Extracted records
>>>>>

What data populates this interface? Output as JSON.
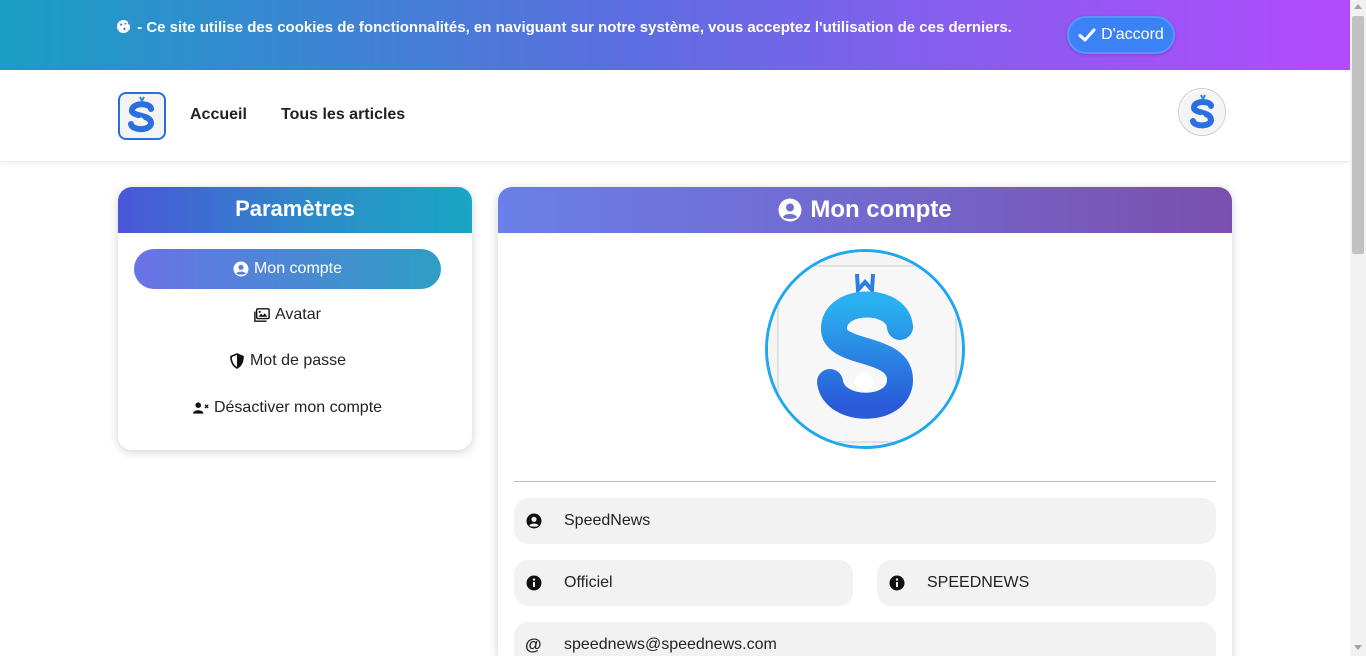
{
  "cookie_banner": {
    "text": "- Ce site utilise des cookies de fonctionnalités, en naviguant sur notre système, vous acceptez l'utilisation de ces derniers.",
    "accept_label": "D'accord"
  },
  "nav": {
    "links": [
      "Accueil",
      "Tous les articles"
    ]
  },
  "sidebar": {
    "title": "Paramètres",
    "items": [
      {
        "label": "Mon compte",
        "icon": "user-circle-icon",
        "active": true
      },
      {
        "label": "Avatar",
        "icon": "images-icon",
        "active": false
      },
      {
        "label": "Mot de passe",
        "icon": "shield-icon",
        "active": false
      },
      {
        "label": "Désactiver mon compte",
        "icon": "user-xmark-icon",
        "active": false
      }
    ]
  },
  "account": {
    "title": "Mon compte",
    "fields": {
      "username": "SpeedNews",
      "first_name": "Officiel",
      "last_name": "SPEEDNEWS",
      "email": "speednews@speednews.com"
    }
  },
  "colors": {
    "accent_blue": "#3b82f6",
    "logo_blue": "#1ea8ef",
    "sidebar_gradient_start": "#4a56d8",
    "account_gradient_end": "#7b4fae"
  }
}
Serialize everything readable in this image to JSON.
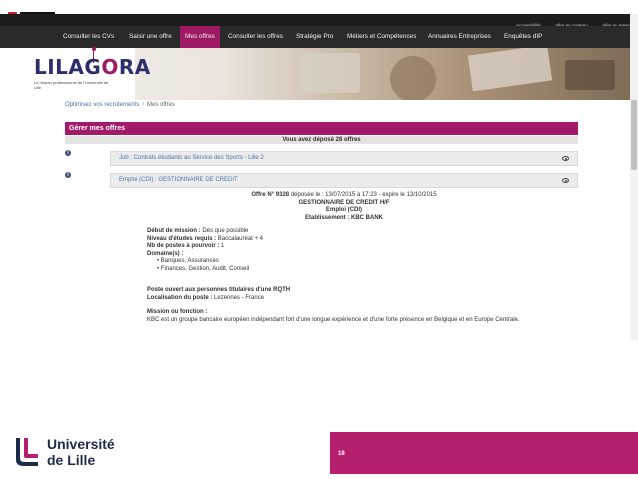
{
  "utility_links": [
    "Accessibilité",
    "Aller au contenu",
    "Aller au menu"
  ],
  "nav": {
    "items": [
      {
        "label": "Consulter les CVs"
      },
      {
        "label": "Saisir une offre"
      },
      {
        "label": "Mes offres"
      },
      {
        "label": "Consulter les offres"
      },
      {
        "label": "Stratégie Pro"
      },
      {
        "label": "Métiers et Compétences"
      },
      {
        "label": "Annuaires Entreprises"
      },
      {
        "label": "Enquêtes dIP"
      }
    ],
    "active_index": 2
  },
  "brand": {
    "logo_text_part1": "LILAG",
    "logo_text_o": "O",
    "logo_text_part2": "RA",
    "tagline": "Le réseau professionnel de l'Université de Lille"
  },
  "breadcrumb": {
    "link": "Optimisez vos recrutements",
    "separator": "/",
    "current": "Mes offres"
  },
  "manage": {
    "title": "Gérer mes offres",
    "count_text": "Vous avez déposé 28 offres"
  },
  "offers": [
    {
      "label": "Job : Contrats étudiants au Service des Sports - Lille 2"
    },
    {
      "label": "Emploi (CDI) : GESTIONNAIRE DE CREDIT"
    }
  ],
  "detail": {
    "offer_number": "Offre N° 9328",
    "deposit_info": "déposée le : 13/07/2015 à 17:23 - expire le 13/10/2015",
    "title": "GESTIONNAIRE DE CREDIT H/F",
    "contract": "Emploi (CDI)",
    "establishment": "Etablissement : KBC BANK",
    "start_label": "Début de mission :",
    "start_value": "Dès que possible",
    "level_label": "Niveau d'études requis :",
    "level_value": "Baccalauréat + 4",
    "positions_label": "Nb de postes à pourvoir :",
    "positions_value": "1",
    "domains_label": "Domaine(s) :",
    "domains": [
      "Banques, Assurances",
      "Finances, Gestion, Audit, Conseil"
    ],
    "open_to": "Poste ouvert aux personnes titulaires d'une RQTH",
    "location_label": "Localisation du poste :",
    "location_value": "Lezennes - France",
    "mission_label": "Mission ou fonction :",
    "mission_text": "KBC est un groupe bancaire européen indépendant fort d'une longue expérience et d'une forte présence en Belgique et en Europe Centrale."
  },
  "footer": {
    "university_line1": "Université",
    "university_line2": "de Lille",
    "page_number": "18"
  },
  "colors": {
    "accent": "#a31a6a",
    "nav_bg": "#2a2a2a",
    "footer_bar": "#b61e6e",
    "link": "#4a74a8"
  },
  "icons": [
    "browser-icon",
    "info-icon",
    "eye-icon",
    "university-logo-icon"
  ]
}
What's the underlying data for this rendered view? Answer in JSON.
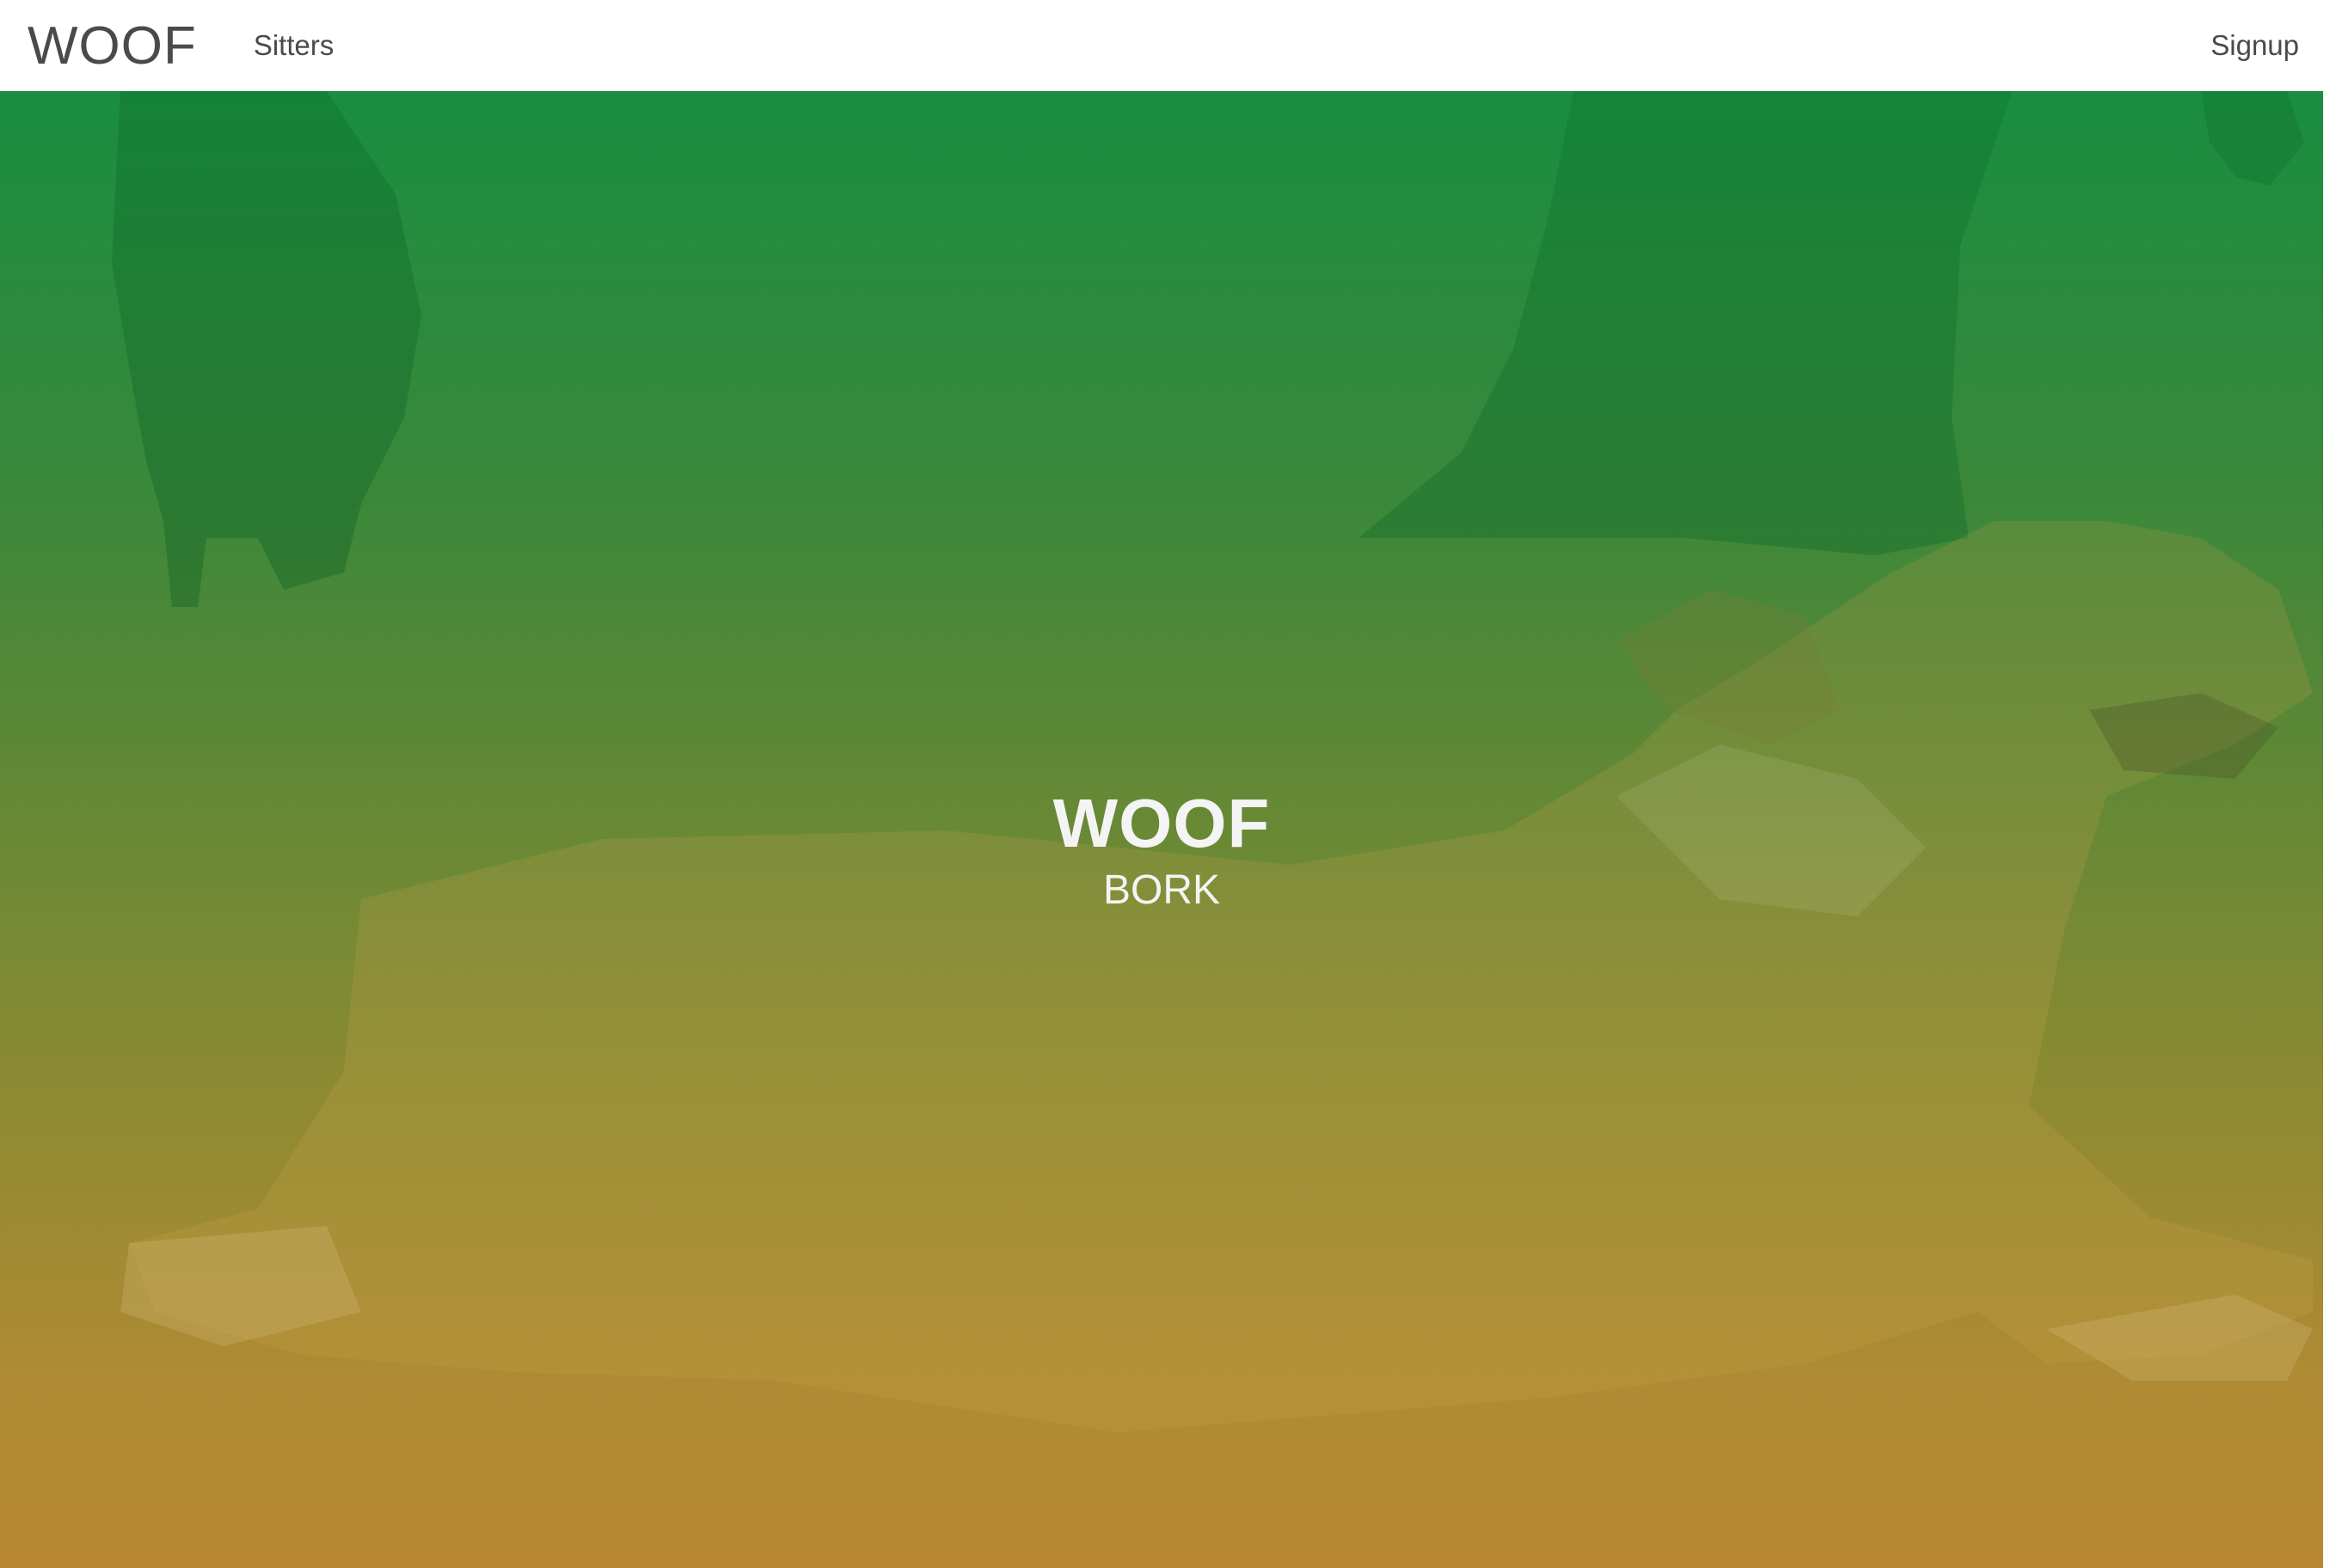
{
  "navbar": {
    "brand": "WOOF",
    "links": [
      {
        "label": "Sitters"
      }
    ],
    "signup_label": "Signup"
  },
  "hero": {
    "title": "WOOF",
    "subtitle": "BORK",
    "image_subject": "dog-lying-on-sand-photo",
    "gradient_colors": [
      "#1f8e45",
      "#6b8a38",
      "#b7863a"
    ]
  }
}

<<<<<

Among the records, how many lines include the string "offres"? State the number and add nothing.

» Result for this task
5